Pharmageddon is coming. Is it the end of the pharma conference as we know it?
May 5, 2023
By Ann-Marie Roche
At this unusual event known as Pharmageddon, teams of life sciences pros will use an innovative methodology to tackle some of pharma’s biggest challenges
For two days in October, would-be innovators are invited to gather in Barcelona for the first-ever Pharmageddon(opens in new tab/window). Billed as “rocket fuel for life sciences disrupters,” the event re-imagines a pharmaceutical and life sciences conference as something completely interactive. Instead of a convention hall, it will be at L'estació Espai Gastronòmic(opens in new tab/window), a unique restaurant designed to host big gatherings. Instead of a schedule of speakers and panels, attendees will work together as cross-functional teams on projects tackling the industry’s biggest challenges.
By the end, they won’t just have a bag full of branded merchandise — they will have devised a totally new healthcare platform or a revolutionary organizational structure.
“Imagine building something with your peers …”
The event’s title is clearly meant to be more cheeky than apocalyptic, but Paul Simms(opens in new tab/window), the CEO of Impatient Health(opens in new tab/window) and host of Pharmageddon, is serious about upending the normal way of doing things. The way he sees it, traditional conferences — which are based largely around presentations and exhibitions — are essentially wasting a lot of the brainpower that’s right there in the room.
“Imagine building something with your peers instead of just listening,” he says in this video announcement(opens in new tab/window). “Imagine stretching yourself to work on future challenges outside of your comfort zone instead of just discussing the past.”
Everyone from biotech leaders to pharmaceutical researchers to patients are welcome to the party — the main requirement is a willingness to collaborate and a desire to think creatively. The fact that the participant list includes people from major pharma players like Novartis, Merck, Roche and AstraZeneca suggests that even the most successful companies might be starting to understand how vital it is to not get too comfortable or stuck in a certain mindset.

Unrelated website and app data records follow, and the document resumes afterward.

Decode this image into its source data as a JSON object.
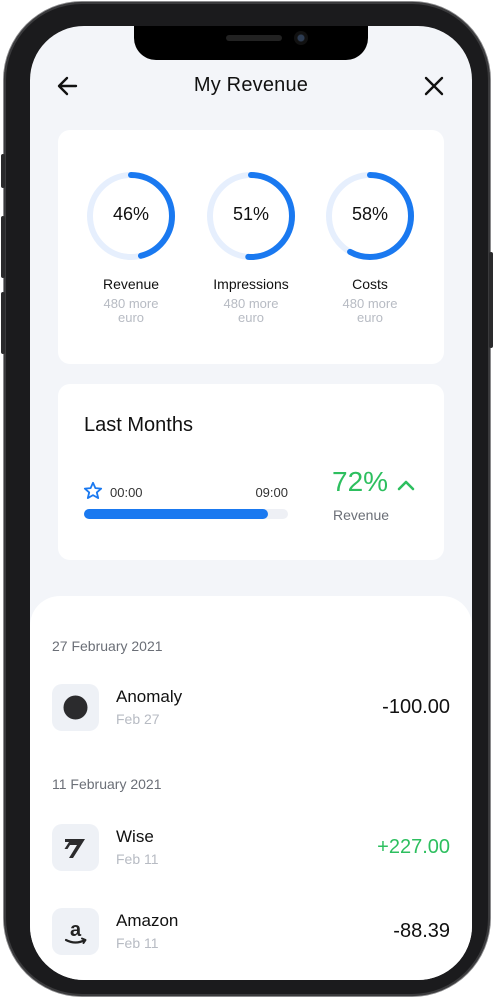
{
  "header": {
    "title": "My Revenue",
    "back_icon": "arrow-left-icon",
    "close_icon": "close-icon"
  },
  "stats": [
    {
      "percent_label": "46%",
      "percent": 46,
      "label": "Revenue",
      "sub": "480 more euro"
    },
    {
      "percent_label": "51%",
      "percent": 51,
      "label": "Impressions",
      "sub": "480 more euro"
    },
    {
      "percent_label": "58%",
      "percent": 58,
      "label": "Costs",
      "sub": "480 more euro"
    }
  ],
  "last_months": {
    "title": "Last Months",
    "time_start": "00:00",
    "time_end": "09:00",
    "progress": 0.9,
    "percent": "72%",
    "percent_label": "Revenue"
  },
  "groups": [
    {
      "date": "27 February 2021",
      "transactions": [
        {
          "name": "Anomaly",
          "date": "Feb 27",
          "amount": "-100.00",
          "icon": "anomaly-dot-icon"
        }
      ]
    },
    {
      "date": "11 February 2021",
      "transactions": [
        {
          "name": "Wise",
          "date": "Feb 11",
          "amount": "+227.00",
          "icon": "wise-logo-icon"
        },
        {
          "name": "Amazon",
          "date": "Feb 11",
          "amount": "-88.39",
          "icon": "amazon-logo-icon"
        }
      ]
    }
  ],
  "colors": {
    "accent": "#1a79f0",
    "ring_track": "#e6effd",
    "positive": "#2dbf5f",
    "screen_bg": "#f3f5f9"
  }
}
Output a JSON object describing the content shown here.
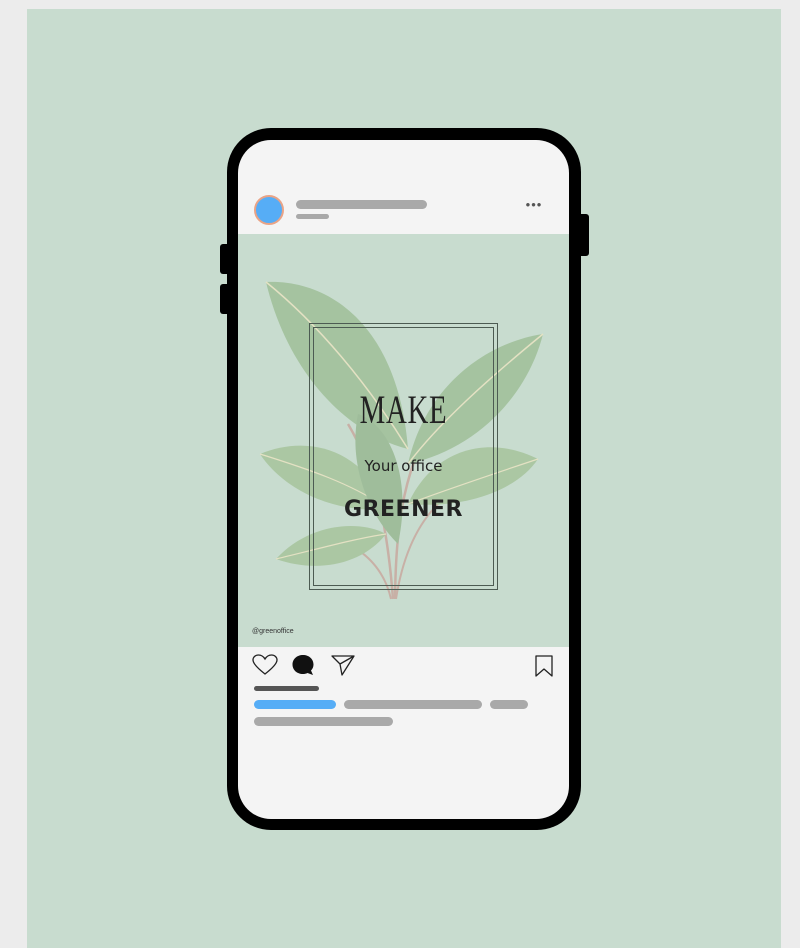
{
  "post": {
    "headline": "MAKE",
    "subheadline": "Your office",
    "tagline": "GREENER",
    "handle": "@greenoffice"
  },
  "header": {
    "more_label": "•••"
  },
  "icons": {
    "like": "heart-icon",
    "comment": "comment-icon",
    "share": "send-icon",
    "save": "bookmark-icon"
  },
  "colors": {
    "background": "#c8dccf",
    "accent": "#56adf6",
    "avatar_ring": "#e9a386",
    "placeholder": "#a9a9a9"
  }
}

Unconventional thinkers and avid experimenters wanted
Pharmageddon is touted as being “for disruptors in life sciences,” so we asked Paul how he defines a disruptor.
“I’d define them as a person or company that introduces a product or service that fundamentally changes the way that life sciences operates. They typically have a unique vision of the future, and they challenge conventional wisdom and the status quo,” he explains, warning that there are some people out there merely “masquerading” as disruptors.
“The real disruptors (and innovators) tend to live in drug discovery, fueled by a curiosity, a desire to experiment and who would never make assumptions without rigorous testing,” he says.
Although Paul sees the greatest disruption happening by those researching and creating new medicines (specifically mentioning Nobel Laureate James P Allison(opens in new tab/window), whose work has led to groundbreaking cancer treatments), he believes more paradigm-changing innovation could be happening outside of R&D as well — in the right environment. Pharmageddon is one way of creating just the sort of environment, and providing the right tools, to make disruption possible.
A unique innovation process
Open-mindedness and a willingness to embrace uncertainty and risk may be important characteristics of a disruptor, but innovation often grows out of thoughtful methods and processes. Popular culture likes to present us with the “lone genius” archetype, a character who is visited by inspiration and then singlehandedly changes everything through their brilliant vision. But in reality, and certainly in life sciences, big discoveries and major changes require a lot of hard work — team work — and an adherence to effective methodologies.
For Pharmageddon, the teams will be engaging in an innovation process designed at Impatient Health that combines several methodologies. Some of these, Paul notes, participants may already have some familiarity with, like agile methodologies that encourage rapid experimentation and iterative product development, as well as rule-breaking speculative design.
Others may be less familiar, such as Effectuation(opens in new tab/window), which Paul describes as “a decision-making approach used by entrepreneurs to identify and exploit opportunities in uncertain environments, by leveraging their existing resources, skills, and networks, and co-creating value with stakeholders.” Then there’s Disruptive strategy(opens in new tab/window), which targets overlooked customers with simpler, cheaper or more convenient products — and then displaces the competition.
Paul also highlights the discipline of Creative Confidence(opens in new tab/window), “a mindset that encourages individuals to have faith in their own creative abilities and to pursue innovative ideas with confidence.” This would seem foundational to Pharmageddon’s aim of encouraging people to challenge their assumptions, think imaginatively and experiment.
Hope beyond Pharmageddon
There will be a list of timely challenges the Pharmageddon teams will take on during the event, and by the end of the two days they will have collaborated to create actual solutions to these challenges. While Paul thinks that these could potentially be actionable (“I’m a natural optimist”), he acknowledges that “I can only guarantee the innovation process, and I cannot guarantee useable solutions.”
Regardless of outcome, that process will be something that the event’s participants can bring back to their companies, where they can use it to pursue their own goals and work on developing groundbreaking ventures, platforms and products. In that way, hopefully Pharmageddon will not be the end but rather a new beginning for innovators.